[Items from an interface collection]
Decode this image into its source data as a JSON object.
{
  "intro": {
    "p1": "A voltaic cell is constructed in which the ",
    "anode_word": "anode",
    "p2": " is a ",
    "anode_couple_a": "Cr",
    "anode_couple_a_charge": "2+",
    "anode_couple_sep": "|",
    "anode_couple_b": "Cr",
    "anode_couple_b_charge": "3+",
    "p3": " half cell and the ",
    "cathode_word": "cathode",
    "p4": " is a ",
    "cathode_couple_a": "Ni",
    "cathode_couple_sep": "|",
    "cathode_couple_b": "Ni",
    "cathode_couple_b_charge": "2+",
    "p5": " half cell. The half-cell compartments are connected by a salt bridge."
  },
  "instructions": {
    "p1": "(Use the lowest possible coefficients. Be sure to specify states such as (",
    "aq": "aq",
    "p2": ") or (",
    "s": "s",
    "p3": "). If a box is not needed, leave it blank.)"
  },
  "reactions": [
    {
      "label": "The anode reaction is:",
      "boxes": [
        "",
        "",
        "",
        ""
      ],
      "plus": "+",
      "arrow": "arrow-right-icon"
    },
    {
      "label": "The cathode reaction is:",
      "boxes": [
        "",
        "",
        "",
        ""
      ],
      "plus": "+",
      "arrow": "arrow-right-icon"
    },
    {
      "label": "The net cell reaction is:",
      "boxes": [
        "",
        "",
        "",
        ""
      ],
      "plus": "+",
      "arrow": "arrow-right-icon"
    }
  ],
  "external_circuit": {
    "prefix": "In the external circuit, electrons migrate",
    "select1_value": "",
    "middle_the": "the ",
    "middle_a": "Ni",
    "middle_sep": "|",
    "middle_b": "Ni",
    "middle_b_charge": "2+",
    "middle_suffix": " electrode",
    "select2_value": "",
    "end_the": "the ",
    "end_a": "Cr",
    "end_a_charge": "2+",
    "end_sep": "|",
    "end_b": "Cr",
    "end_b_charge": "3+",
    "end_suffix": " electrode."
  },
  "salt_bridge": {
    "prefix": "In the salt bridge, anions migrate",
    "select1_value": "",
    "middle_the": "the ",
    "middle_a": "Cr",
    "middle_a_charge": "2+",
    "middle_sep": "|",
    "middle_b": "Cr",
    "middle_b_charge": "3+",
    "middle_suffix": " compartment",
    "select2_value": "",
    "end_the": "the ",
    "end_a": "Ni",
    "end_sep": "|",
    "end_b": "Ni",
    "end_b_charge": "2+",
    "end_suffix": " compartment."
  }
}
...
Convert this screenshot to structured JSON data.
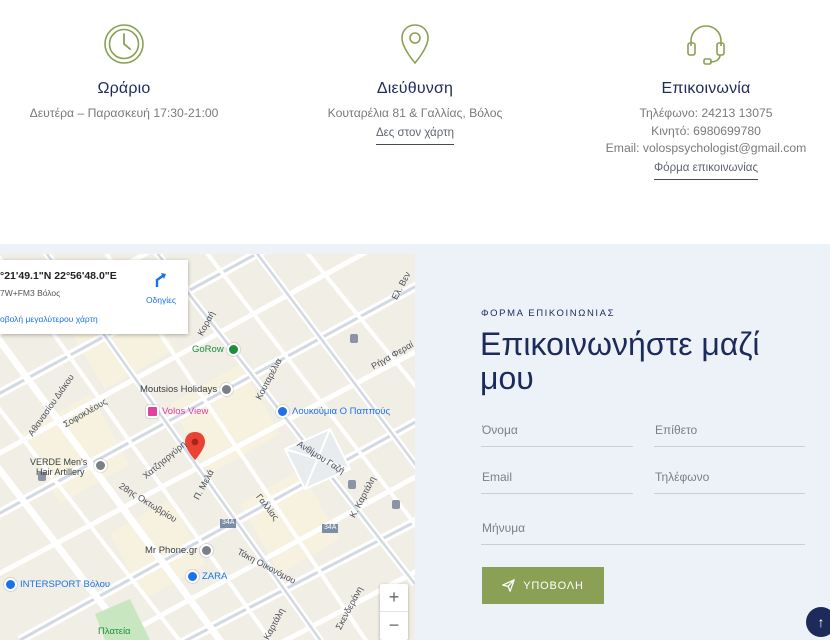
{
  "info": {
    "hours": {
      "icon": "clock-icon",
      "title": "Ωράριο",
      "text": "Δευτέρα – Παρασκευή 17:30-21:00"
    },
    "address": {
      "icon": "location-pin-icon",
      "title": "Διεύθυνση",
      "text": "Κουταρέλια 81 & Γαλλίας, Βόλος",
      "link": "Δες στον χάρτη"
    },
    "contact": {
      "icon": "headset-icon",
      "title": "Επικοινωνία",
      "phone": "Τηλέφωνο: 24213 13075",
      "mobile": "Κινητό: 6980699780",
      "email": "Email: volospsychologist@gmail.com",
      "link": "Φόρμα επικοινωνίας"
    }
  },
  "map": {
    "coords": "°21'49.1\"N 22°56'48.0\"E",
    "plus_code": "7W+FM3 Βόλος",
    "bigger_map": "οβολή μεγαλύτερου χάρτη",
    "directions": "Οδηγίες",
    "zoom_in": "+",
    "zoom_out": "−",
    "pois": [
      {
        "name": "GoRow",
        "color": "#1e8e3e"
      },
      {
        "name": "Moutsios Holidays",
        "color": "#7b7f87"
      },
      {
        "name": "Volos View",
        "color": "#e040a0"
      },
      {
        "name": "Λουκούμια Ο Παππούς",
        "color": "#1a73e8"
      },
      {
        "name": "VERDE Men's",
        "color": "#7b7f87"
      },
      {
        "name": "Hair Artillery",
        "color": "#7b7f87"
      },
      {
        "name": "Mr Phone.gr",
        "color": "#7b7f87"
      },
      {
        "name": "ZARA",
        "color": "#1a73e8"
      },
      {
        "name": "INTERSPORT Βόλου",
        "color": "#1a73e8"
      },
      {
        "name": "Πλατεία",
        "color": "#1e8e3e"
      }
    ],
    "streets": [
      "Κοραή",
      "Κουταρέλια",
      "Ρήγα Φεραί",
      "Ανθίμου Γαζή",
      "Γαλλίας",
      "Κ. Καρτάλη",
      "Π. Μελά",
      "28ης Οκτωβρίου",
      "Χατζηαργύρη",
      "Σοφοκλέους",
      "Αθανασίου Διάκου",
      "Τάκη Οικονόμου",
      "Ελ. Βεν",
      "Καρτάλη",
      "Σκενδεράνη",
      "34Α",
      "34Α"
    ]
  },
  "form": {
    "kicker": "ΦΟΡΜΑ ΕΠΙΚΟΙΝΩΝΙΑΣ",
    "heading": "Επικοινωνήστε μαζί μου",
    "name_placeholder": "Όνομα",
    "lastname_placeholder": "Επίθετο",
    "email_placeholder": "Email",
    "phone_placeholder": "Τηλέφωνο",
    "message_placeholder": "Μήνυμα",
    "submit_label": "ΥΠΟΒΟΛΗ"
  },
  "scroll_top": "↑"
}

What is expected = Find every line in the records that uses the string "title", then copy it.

Result of this exercise =
      "title": "Ωράριο",
      "title": "Διεύθυνση",
      "title": "Επικοινωνία",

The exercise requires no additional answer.